First, Syria’s civil war is probably not over. The return of pro-regime forces to Sunni-majority areas may spur renewed resistance, while ongoing conflicts between Turks and Kurds, Israel and Iran, and the United States and the Assad regime may interact or escalate in unforeseeable ways. Thus, the Turkish invasion of the town of Afrin in northwestern Syria has drawn Kurdish fighters away from the fight against ISIS in the east, hobbling military operations there. Likewise, a war between Israel and Iran (and perhaps Hezbollah) might inflict major damage on pro-regime forces, loosening their grip over territories retaken from rebel forces, thus granting the opposition a new lease on life.
The factors that have often made it so difficult for the United States and its allies to consolidate military victories in the Middle East may also make it difficult for America’s adversaries to do so, presenting Washington with opportunities to work with allies to undermine or roll back these military gains. Such coalitions are not self-organizing, however: To do this, the United States would need to work with local partners against their common adversaries, just as it did with respect to the Soviet Union in the Middle East in the 1970s and in Afghanistan in the 1980s.
Thus, in Syria, overstretched pro-regime forces reliant on exposed lines of communication that run through majority-Sunni regions are vulnerable to a covert, cost-imposing strategy using guerilla proxies to prevent the Assad regime from consolidating its gains. And now that Tehran’s entanglement in Syria has become a political issue in Iran, it is a source of Iranian regime vulnerability—especially if the costs of its intervention were to rise, and if a deteriorating economic situation back home were to force Tehran to cut back on the billions of dollars in annual economic aid that helps keep the Assad regime afloat.
Such a strategy might also tie down pro-regime forces in Syria, limiting their ability to threaten areas that remain outside of regime control, to produce new destabilizing mass refugee flows, and to make trouble elsewhere in the region. This strategy’s appeal is that the bar for success is relatively low: It is much easier to be a spoiler than it is to create a stable, sustainable political order (as the United States has learned, to its chagrin, in Iraq and Afghanistan).
Renewed resistance to pro-regime forces in areas retaken by the latter could also provide additional opportunities for the United States to shape developments in Syria and to pursue a proxy strategy there. Indeed, relatively modest past programs to arm rebel forces with antitank missiles and other forms of military assistance succeeded in blunting regime offensives and fueling rebel offensives (though current conditions may not favor a revitalized effort). Should the U.S. government eschew this option, the next generation of rebels will likely once again gravitate toward extremist groups like ISIS and Hayat Tahrir al-Sham, an outgrowth of al-Qaeda’s former local affiliate.

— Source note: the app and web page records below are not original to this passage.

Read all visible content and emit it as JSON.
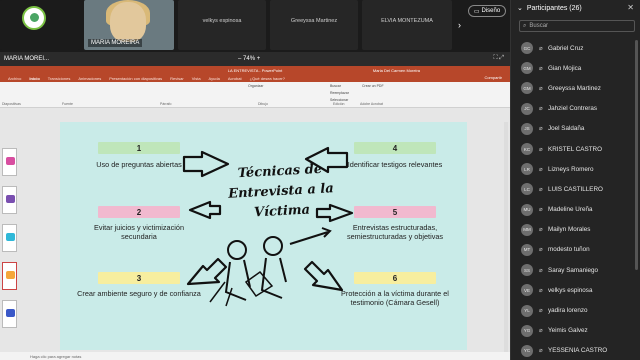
{
  "tiles": {
    "self_name": "",
    "maria": "MARIA MOREIRA",
    "t1": "velkys espinosa",
    "t2": "Greeyssa Martinez",
    "t3": "ELVIA MONTEZUMA",
    "design_button": "Diseño"
  },
  "presenter": {
    "name": "MARIA MOREI...",
    "zoom": "74%"
  },
  "powerpoint": {
    "doc_title": "LA ENTREVISTA - PowerPoint",
    "user": "Maria Del Carmen Moreira",
    "share": "Compartir",
    "search": "¿Qué desea hacer?",
    "menu": [
      "Archivo",
      "Inicio",
      "Transiciones",
      "Animaciones",
      "Presentación con diapositivas",
      "Revisar",
      "Vista",
      "Ayuda",
      "Acrobat"
    ],
    "ribbon": {
      "clipboard": "Portapapeles",
      "font": "Fuente",
      "paragraph": "Párrafo",
      "drawing": "Dibujo",
      "editing": "Edición",
      "create_pdf": "Crear un PDF",
      "slides": "Diapositivas",
      "acrobat": "Adobe Acrobat",
      "organize": "Organizar",
      "find": "Buscar",
      "replace": "Reemplazar",
      "select": "Seleccionar"
    },
    "notes": "Haga clic para agregar notas"
  },
  "slide": {
    "title": "Técnicas de Entrevista a la Víctima",
    "items": [
      {
        "num": "1",
        "text": "Uso de preguntas abiertas",
        "color": "#bfe6ba"
      },
      {
        "num": "2",
        "text": "Evitar juicios y victimización secundaria",
        "color": "#f1b9cf"
      },
      {
        "num": "3",
        "text": "Crear ambiente seguro y de confianza",
        "color": "#f7ee9f"
      },
      {
        "num": "4",
        "text": "Identificar testigos relevantes",
        "color": "#bfe6ba"
      },
      {
        "num": "5",
        "text": "Entrevistas estructuradas, semiestructuradas y objetivas",
        "color": "#f1b9cf"
      },
      {
        "num": "6",
        "text": "Protección a la víctima durante el testimonio (Cámara Gesell)",
        "color": "#f7ee9f"
      }
    ]
  },
  "panel": {
    "title": "Participantes (26)",
    "search_placeholder": "Buscar",
    "participants": [
      {
        "initials": "GC",
        "name": "Gabriel Cruz"
      },
      {
        "initials": "GM",
        "name": "Gian Mojica"
      },
      {
        "initials": "GM",
        "name": "Greeyssa Martinez"
      },
      {
        "initials": "JC",
        "name": "Jahziel Contreras"
      },
      {
        "initials": "JS",
        "name": "Joel Saldaña"
      },
      {
        "initials": "KC",
        "name": "KRISTEL CASTRO"
      },
      {
        "initials": "LR",
        "name": "Lizneys Romero"
      },
      {
        "initials": "LC",
        "name": "LUIS CASTILLERO"
      },
      {
        "initials": "MU",
        "name": "Madeline Ureña"
      },
      {
        "initials": "MM",
        "name": "Mailyn Morales"
      },
      {
        "initials": "MT",
        "name": "modesto tuñon"
      },
      {
        "initials": "SS",
        "name": "Saray Samaniego"
      },
      {
        "initials": "VE",
        "name": "velkys espinosa"
      },
      {
        "initials": "YL",
        "name": "yadira lorenzo"
      },
      {
        "initials": "YG",
        "name": "Yeimis Galvez"
      },
      {
        "initials": "YC",
        "name": "YESSENIA CASTRO"
      }
    ]
  }
}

In this way, fighting ISIS and countering Iranian influence are complementary rather than conflicting goals.
While efforts to shape the conflict and impose costs on pro-regime forces may lack the appeal of international diplomacy to end Syria’s civil war, negotiations will not bear fruit as long as pro-regime forces believe there is a military solution to the conflict and Washington lacks military leverage over the regime. The evolving dynamic in Syria provides the Trump Administration with new opportunities—if it will only seize them—to deter or prevent additional regime offensives, mass refugee flows, and destabilizing regional wars in a part of the world that, like it or not, is still of critical importance to the United States.